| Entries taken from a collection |
▶

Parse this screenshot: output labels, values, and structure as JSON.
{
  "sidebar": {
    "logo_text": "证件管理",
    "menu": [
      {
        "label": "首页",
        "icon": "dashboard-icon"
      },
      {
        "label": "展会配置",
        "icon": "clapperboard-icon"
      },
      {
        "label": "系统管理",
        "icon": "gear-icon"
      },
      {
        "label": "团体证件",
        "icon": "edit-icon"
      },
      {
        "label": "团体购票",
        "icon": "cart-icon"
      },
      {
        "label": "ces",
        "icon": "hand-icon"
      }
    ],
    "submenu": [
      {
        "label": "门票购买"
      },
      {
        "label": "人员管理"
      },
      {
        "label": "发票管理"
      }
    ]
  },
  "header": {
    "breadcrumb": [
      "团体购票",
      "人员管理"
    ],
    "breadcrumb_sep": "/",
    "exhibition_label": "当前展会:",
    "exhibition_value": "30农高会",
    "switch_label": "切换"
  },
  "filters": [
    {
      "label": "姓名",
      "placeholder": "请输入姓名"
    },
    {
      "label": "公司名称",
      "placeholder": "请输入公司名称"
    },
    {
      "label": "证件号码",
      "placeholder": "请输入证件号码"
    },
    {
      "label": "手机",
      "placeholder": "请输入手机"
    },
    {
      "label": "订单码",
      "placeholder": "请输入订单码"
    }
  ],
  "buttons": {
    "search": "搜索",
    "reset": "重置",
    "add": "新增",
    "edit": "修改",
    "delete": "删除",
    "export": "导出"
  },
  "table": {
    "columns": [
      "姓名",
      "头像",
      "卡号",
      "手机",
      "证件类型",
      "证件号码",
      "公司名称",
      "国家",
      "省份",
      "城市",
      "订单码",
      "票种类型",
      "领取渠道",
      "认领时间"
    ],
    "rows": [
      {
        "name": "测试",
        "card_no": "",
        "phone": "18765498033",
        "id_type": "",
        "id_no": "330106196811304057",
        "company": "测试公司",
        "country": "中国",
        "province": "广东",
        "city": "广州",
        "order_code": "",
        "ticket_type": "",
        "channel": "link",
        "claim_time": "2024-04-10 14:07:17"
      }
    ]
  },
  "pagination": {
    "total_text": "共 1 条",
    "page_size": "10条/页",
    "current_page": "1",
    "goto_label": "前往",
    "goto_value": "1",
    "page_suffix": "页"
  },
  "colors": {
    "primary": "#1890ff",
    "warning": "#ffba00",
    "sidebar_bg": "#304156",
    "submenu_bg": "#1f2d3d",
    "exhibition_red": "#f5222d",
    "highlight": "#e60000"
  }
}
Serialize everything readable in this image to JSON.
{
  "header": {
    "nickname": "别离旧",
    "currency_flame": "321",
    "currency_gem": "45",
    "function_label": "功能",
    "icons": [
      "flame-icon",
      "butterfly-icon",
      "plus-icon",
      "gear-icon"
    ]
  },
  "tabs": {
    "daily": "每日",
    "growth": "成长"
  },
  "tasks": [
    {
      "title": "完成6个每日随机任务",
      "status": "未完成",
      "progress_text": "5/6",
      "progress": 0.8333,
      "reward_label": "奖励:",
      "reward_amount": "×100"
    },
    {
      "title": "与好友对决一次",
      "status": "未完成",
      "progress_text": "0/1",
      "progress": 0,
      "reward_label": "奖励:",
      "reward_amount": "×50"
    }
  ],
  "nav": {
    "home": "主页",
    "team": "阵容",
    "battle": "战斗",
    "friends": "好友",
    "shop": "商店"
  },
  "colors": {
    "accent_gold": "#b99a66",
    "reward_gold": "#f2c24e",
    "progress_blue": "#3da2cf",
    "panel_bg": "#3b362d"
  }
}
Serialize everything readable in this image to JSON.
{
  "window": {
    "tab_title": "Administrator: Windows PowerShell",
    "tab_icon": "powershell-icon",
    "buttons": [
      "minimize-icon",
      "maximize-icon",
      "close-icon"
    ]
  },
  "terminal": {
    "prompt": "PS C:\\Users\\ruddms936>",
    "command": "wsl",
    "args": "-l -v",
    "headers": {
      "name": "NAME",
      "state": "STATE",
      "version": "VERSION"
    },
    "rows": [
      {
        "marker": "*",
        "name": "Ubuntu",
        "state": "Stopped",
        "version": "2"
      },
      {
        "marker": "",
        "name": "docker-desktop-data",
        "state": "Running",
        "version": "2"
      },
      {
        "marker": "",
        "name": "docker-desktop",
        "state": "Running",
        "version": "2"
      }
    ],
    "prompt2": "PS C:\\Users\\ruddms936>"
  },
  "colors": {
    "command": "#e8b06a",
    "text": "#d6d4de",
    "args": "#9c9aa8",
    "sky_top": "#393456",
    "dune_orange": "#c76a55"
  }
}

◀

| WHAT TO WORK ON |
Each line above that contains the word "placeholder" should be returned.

| OUTPUT OF THE EXERCISE |
      "placeholder": "请输入姓名"
      "placeholder": "请输入公司名称"
      "placeholder": "请输入证件号码"
      "placeholder": "请输入手机"
      "placeholder": "请输入订单码"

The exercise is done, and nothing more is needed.